> _Provided information_:
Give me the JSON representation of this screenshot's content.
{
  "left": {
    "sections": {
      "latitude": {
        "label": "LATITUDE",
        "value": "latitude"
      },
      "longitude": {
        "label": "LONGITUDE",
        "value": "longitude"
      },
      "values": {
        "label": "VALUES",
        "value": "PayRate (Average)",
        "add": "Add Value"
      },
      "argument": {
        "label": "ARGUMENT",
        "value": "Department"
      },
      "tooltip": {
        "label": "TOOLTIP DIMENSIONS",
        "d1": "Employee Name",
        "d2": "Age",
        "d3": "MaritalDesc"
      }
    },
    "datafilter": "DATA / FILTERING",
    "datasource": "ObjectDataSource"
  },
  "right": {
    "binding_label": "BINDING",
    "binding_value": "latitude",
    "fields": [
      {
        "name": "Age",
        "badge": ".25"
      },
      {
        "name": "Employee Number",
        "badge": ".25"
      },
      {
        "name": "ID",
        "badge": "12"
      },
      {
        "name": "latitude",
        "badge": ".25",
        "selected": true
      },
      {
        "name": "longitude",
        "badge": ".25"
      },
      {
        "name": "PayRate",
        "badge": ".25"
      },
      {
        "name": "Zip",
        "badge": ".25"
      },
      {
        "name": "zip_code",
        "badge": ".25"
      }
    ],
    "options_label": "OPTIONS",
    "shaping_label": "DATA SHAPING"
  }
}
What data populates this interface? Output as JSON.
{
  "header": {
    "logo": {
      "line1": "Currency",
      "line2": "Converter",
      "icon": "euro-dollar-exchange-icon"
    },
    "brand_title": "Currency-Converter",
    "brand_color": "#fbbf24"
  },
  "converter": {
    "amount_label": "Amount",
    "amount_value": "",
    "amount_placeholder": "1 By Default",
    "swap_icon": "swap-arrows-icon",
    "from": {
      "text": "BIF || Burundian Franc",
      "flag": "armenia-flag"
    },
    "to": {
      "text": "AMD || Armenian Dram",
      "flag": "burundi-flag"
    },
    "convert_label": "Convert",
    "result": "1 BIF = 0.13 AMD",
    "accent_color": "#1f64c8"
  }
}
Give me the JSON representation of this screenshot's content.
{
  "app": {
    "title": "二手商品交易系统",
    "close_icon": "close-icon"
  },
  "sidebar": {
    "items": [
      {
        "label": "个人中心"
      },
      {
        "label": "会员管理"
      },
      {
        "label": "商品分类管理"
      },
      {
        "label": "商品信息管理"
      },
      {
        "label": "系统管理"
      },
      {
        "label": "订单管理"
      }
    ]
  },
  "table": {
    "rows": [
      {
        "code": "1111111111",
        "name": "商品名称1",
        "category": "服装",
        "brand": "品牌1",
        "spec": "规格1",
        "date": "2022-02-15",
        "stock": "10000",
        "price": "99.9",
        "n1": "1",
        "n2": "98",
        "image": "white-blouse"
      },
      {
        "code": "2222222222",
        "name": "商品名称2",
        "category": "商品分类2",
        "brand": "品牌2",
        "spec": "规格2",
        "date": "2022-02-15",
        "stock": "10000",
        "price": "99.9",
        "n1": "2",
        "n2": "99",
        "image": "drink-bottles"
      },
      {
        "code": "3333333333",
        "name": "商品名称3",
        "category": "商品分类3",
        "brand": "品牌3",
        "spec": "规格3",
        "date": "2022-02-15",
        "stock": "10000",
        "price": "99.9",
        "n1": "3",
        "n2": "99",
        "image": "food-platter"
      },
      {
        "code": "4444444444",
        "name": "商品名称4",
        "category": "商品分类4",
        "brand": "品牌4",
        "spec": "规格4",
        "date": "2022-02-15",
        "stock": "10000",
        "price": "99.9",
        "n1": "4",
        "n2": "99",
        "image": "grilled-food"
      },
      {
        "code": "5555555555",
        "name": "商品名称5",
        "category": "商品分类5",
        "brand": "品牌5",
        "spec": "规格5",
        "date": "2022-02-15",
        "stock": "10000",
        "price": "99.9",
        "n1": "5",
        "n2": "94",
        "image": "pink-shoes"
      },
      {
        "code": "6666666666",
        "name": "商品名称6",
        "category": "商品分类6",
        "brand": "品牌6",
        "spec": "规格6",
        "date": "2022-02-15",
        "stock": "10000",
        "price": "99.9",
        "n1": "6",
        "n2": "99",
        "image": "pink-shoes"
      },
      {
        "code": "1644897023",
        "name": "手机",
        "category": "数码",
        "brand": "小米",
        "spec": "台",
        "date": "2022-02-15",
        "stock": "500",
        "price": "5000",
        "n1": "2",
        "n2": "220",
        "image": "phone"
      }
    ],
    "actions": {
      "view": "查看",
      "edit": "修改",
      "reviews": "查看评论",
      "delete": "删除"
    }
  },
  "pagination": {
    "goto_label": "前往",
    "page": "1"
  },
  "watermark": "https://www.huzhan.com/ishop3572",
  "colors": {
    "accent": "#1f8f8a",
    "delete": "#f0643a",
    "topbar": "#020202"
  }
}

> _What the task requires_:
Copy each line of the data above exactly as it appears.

> _Exercise solution_:
Give me the JSON representation of this screenshot's content.
{
  "left": {
    "sections": {
      "latitude": {
        "label": "LATITUDE",
        "value": "latitude"
      },
      "longitude": {
        "label": "LONGITUDE",
        "value": "longitude"
      },
      "values": {
        "label": "VALUES",
        "value": "PayRate (Average)",
        "add": "Add Value"
      },
      "argument": {
        "label": "ARGUMENT",
        "value": "Department"
      },
      "tooltip": {
        "label": "TOOLTIP DIMENSIONS",
        "d1": "Employee Name",
        "d2": "Age",
        "d3": "MaritalDesc"
      }
    },
    "datafilter": "DATA / FILTERING",
    "datasource": "ObjectDataSource"
  },
  "right": {
    "binding_label": "BINDING",
    "binding_value": "latitude",
    "fields": [
      {
        "name": "Age",
        "badge": ".25"
      },
      {
        "name": "Employee Number",
        "badge": ".25"
      },
      {
        "name": "ID",
        "badge": "12"
      },
      {
        "name": "latitude",
        "badge": ".25",
        "selected": true
      },
      {
        "name": "longitude",
        "badge": ".25"
      },
      {
        "name": "PayRate",
        "badge": ".25"
      },
      {
        "name": "Zip",
        "badge": ".25"
      },
      {
        "name": "zip_code",
        "badge": ".25"
      }
    ],
    "options_label": "OPTIONS",
    "shaping_label": "DATA SHAPING"
  }
}
What data populates this interface? Output as JSON.
{
  "header": {
    "logo": {
      "line1": "Currency",
      "line2": "Converter",
      "icon": "euro-dollar-exchange-icon"
    },
    "brand_title": "Currency-Converter",
    "brand_color": "#fbbf24"
  },
  "converter": {
    "amount_label": "Amount",
    "amount_value": "",
    "amount_placeholder": "1 By Default",
    "swap_icon": "swap-arrows-icon",
    "from": {
      "text": "BIF || Burundian Franc",
      "flag": "armenia-flag"
    },
    "to": {
      "text": "AMD || Armenian Dram",
      "flag": "burundi-flag"
    },
    "convert_label": "Convert",
    "result": "1 BIF = 0.13 AMD",
    "accent_color": "#1f64c8"
  }
}
Give me the JSON representation of this screenshot's content.
{
  "app": {
    "title": "二手商品交易系统",
    "close_icon": "close-icon"
  },
  "sidebar": {
    "items": [
      {
        "label": "个人中心"
      },
      {
        "label": "会员管理"
      },
      {
        "label": "商品分类管理"
      },
      {
        "label": "商品信息管理"
      },
      {
        "label": "系统管理"
      },
      {
        "label": "订单管理"
      }
    ]
  },
  "table": {
    "rows": [
      {
        "code": "1111111111",
        "name": "商品名称1",
        "category": "服装",
        "brand": "品牌1",
        "spec": "规格1",
        "date": "2022-02-15",
        "stock": "10000",
        "price": "99.9",
        "n1": "1",
        "n2": "98",
        "image": "white-blouse"
      },
      {
        "code": "2222222222",
        "name": "商品名称2",
        "category": "商品分类2",
        "brand": "品牌2",
        "spec": "规格2",
        "date": "2022-02-15",
        "stock": "10000",
        "price": "99.9",
        "n1": "2",
        "n2": "99",
        "image": "drink-bottles"
      },
      {
        "code": "3333333333",
        "name": "商品名称3",
        "category": "商品分类3",
        "brand": "品牌3",
        "spec": "规格3",
        "date": "2022-02-15",
        "stock": "10000",
        "price": "99.9",
        "n1": "3",
        "n2": "99",
        "image": "food-platter"
      },
      {
        "code": "4444444444",
        "name": "商品名称4",
        "category": "商品分类4",
        "brand": "品牌4",
        "spec": "规格4",
        "date": "2022-02-15",
        "stock": "10000",
        "price": "99.9",
        "n1": "4",
        "n2": "99",
        "image": "grilled-food"
      },
      {
        "code": "5555555555",
        "name": "商品名称5",
        "category": "商品分类5",
        "brand": "品牌5",
        "spec": "规格5",
        "date": "2022-02-15",
        "stock": "10000",
        "price": "99.9",
        "n1": "5",
        "n2": "94",
        "image": "pink-shoes"
      },
      {
        "code": "6666666666",
        "name": "商品名称6",
        "category": "商品分类6",
        "brand": "品牌6",
        "spec": "规格6",
        "date": "2022-02-15",
        "stock": "10000",
        "price": "99.9",
        "n1": "6",
        "n2": "99",
        "image": "pink-shoes"
      },
      {
        "code": "1644897023",
        "name": "手机",
        "category": "数码",
        "brand": "小米",
        "spec": "台",
        "date": "2022-02-15",
        "stock": "500",
        "price": "5000",
        "n1": "2",
        "n2": "220",
        "image": "phone"
      }
    ],
    "actions": {
      "view": "查看",
      "edit": "修改",
      "reviews": "查看评论",
      "delete": "删除"
    }
  },
  "pagination": {
    "goto_label": "前往",
    "page": "1"
  },
  "watermark": "https://www.huzhan.com/ishop3572",
  "colors": {
    "accent": "#1f8f8a",
    "delete": "#f0643a",
    "topbar": "#020202"
  }
}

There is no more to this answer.